With an estimated 1 in 6 of us suffering from depression at some point in our lives, chances are you’ll know someone who has been affected by the mental health condition. It’s sometimes difficult to know exactly how to provide help to a friend who’s struggling, as they can often withdraw from socialising, or don’t always have the words to communicate how they are truly feeling. So we spoke to top clinical psychologist, London-based Dr. Rob O’Flaherty, about how you can provide support to a friend who you feel may be experiencing depression.
1. Reach out – in whatever way you can
“Be there for them in whichever way works; whether that is meeting up, texting, voice memos, or a call”, says Dr. O’Flaherty. It’s important to be aware that they might not want to go out, and that they may turn down your invitations. But, adds Dr. O’Flaherty, “don’t give up on them if they don’t want to speak at that particular moment. Don’t stop inviting them out or suggesting things, but be aware they might not feel up to it for a while”. Finding a safe and common ground is key, and it could be as simple as playing video games or going for a walk together –– for a depressed friend, sometimes it can be a comfort just knowing that someone is there even if you’re not talking explicitly about your feelings.
2. Take it seriously
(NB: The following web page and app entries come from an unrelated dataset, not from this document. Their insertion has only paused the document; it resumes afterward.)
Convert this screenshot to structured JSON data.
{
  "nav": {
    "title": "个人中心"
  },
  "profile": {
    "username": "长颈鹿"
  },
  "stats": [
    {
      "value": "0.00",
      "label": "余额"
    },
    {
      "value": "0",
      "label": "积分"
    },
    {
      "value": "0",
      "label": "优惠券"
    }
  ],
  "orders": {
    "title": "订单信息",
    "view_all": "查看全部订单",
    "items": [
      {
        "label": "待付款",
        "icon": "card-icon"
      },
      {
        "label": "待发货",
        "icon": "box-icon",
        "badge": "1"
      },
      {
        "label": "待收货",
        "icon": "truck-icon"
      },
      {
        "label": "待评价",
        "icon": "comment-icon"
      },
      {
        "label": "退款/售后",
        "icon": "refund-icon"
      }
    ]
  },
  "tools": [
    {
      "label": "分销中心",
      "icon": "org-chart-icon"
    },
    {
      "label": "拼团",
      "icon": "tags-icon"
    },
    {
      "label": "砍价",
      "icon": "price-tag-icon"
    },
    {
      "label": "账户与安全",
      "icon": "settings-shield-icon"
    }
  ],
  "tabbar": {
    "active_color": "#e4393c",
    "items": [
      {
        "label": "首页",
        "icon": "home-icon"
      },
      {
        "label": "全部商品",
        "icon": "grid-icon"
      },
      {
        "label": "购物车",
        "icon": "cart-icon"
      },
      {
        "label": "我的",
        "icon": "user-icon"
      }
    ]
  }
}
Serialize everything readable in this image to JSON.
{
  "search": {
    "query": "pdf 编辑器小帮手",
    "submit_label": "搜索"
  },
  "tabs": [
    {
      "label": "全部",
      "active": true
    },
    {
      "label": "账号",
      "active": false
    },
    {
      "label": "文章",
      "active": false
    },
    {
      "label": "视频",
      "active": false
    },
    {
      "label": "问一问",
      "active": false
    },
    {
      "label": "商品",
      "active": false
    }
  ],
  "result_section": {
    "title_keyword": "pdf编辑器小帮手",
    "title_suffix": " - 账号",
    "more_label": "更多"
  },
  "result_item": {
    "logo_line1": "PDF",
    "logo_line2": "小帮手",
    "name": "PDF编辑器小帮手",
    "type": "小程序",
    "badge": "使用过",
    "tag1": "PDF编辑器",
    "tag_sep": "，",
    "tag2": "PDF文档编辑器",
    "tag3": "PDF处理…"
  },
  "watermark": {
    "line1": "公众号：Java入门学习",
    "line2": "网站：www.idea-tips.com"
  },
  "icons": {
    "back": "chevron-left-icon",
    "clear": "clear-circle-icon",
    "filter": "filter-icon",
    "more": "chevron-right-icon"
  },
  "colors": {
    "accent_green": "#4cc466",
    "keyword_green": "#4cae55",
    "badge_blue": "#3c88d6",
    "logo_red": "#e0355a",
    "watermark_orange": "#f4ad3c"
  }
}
Everyone feels sad at various points throughout their life. The loss of a loved one, the stresses of life, or the ending of a relationship can all trigger a period of apathy and low mood. But it’s crucial to understand that major depressive disorder isn’t just something you can get over at the drop of a hat, so it’s important not to be dismissive. “Don’t invalidate their feelings by using phrases such as ‘it’s not that bad’ or ‘it could be worse’, as this minimises the distress they are experiencing and may make them want to close down further”, Dr. O’Flaherty adds. There are some great resources online to help understand depression better, such as Rethink or Mind, both of which offer more information about the ins and outs of clinical depression.
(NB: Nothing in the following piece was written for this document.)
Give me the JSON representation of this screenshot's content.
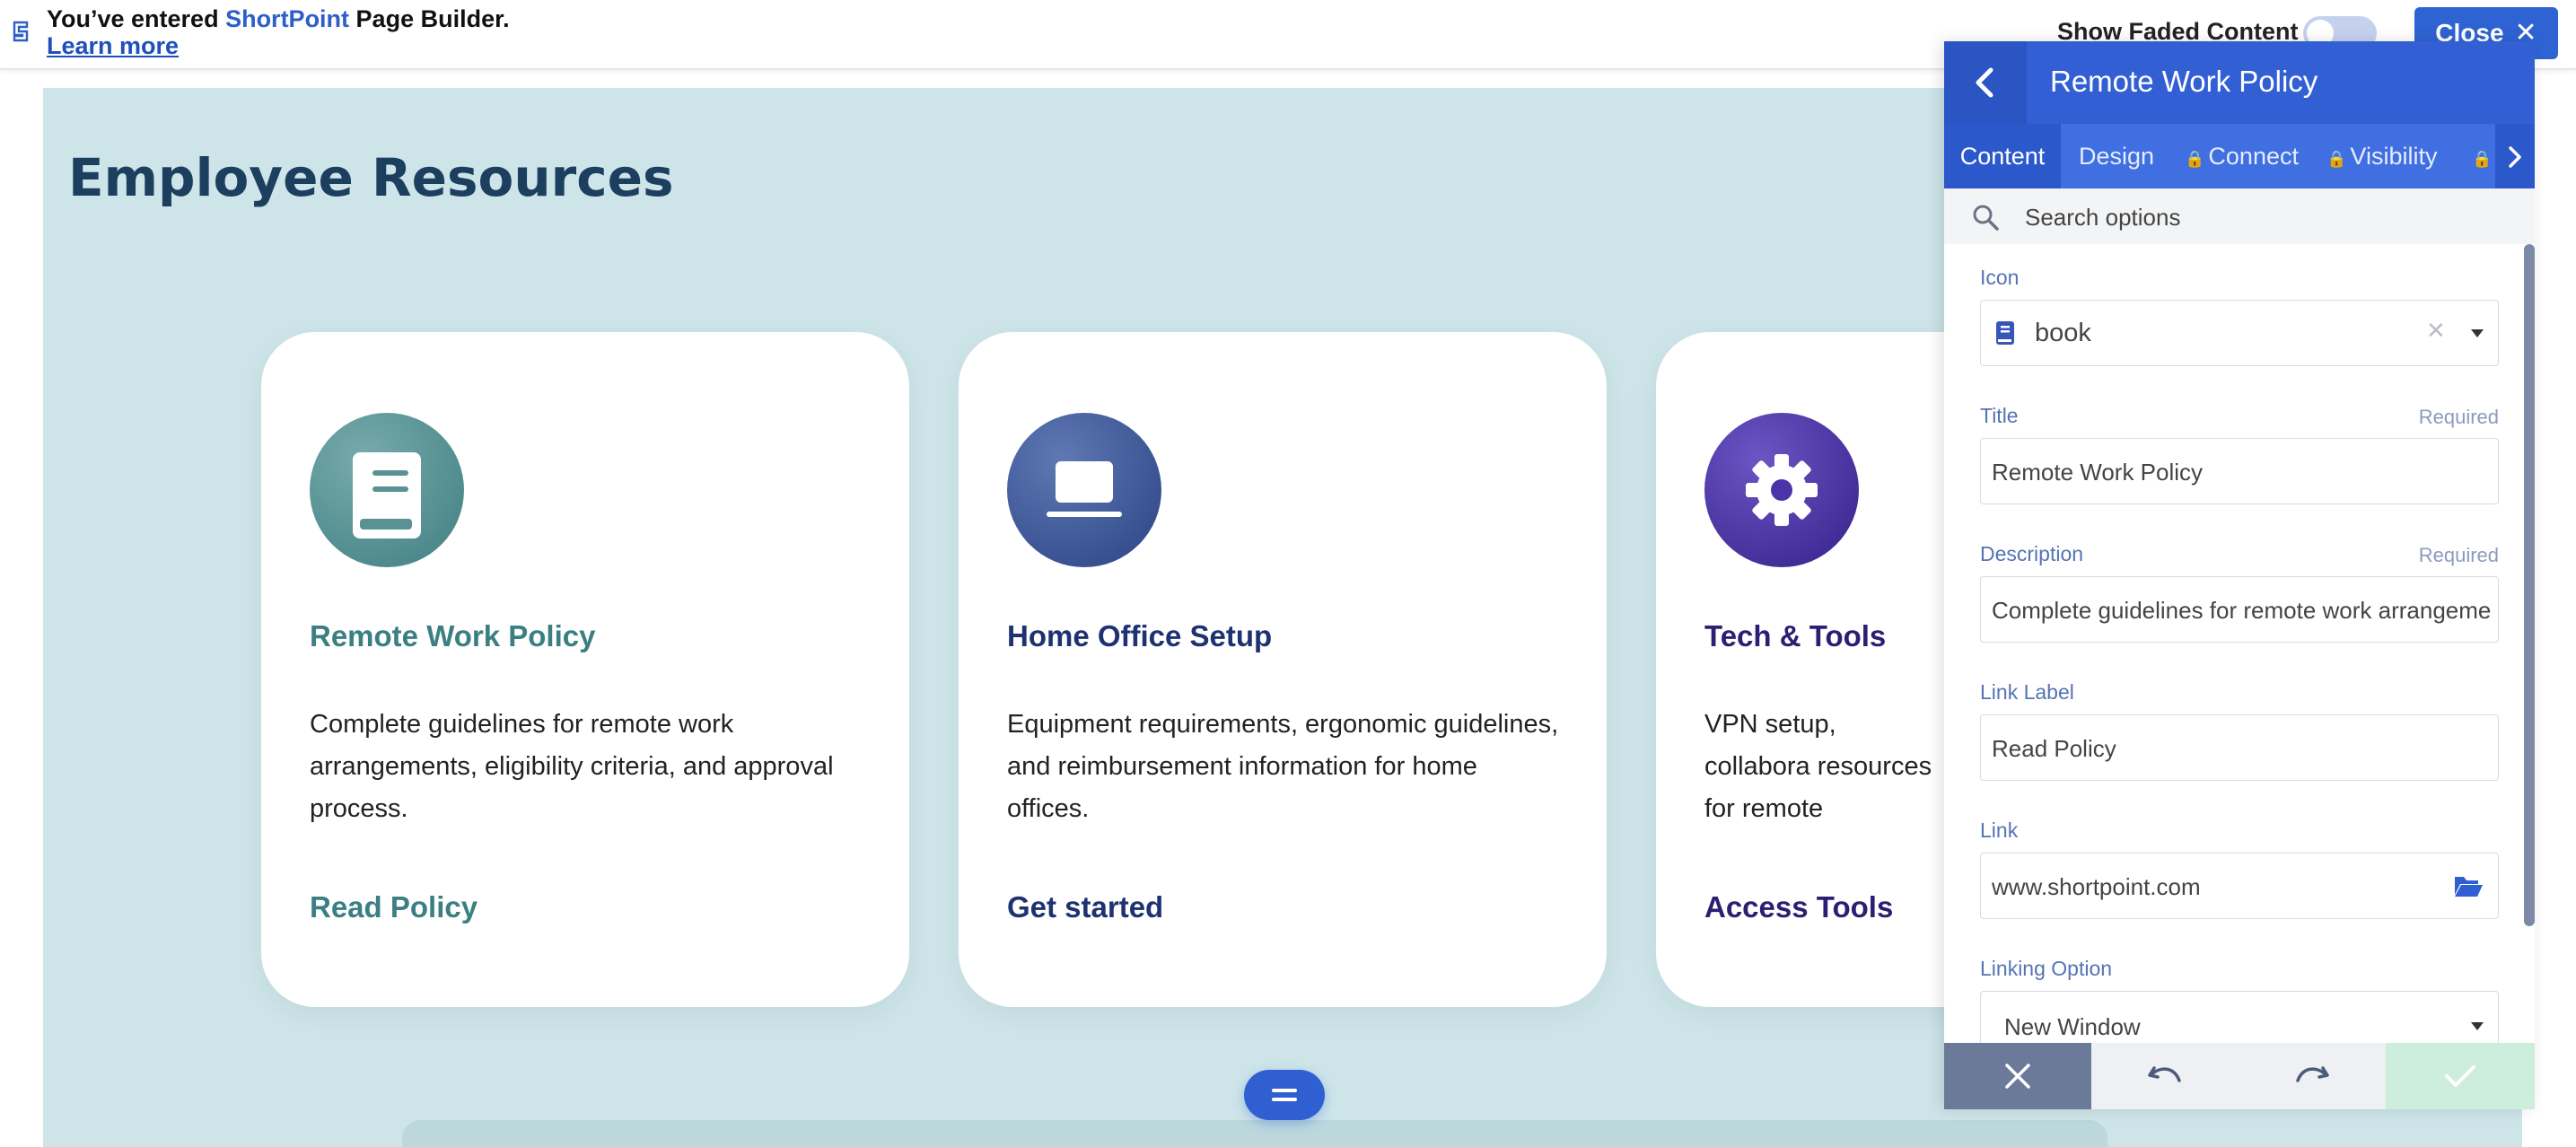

3. Listen up
If your friend is up for talking things through, make sure to be a good listener. It can be difficult to open up about depression, and hard to find the right words to express how you’re feeling. However your friend broaches the subject, “try to respond with empathy and understanding. Ask open questions, rather than suggesting what they should do”, says Dr. O’Flaherty. But try not act as their psychologist, or offer medical advice –– that’s best left to a professional. So…
4. Encourage therapy
Depression can range from a constant low-level apathy, all the way through to distressing suicidal ideations. “No matter the severity you should encourage your friend to seek help if you’re concerned. They can contact their GP; any local Improving Access to Psychological Therapies (IAPT) service, or contact a private psychologist or therapist”, suggests Dr. O’Flaherty. But whilst you can assist in researching the right help for someone, it’s best to leave them to contact a professional, as your friend will be able to accurately describe their own situation.
5. Be aware of your own mental health
Being a constant –– or sole –– source of counsel to a depressed friend can often feel hugely overwhelming, and you can find your own wellbeing suffering as a result. But there are lots of ways to offer help without sacrificing your own mental health. “Encourage your friend’s other friends and family members to support you in supporting them”, Dr. O’Flaherty says. The greater the support network, the greater the care available. Having someone else who can checkin once in a while allows you to recharge, and ultimately provide better assistance for your friend: “You cannot pour from an empty jug, so make sure you look after yourself first and foremost”.
6. If you’re worried about their safety, call 999
Although it can be very distressing, if a friend has expressed a desire to self-harm or you’re seriously worried about their immediate safety, it’s crucial to get emergency help. “You should call 999, or take them to the nearest Accident & Emergency department, if possible”, urges Dr. O’Flaherty. If you’re unable to check on them for whatever reason, contact someone who is able to do so. And remember, you can also always call NHS 111 for any advice if you think a friend might be in danger in the future.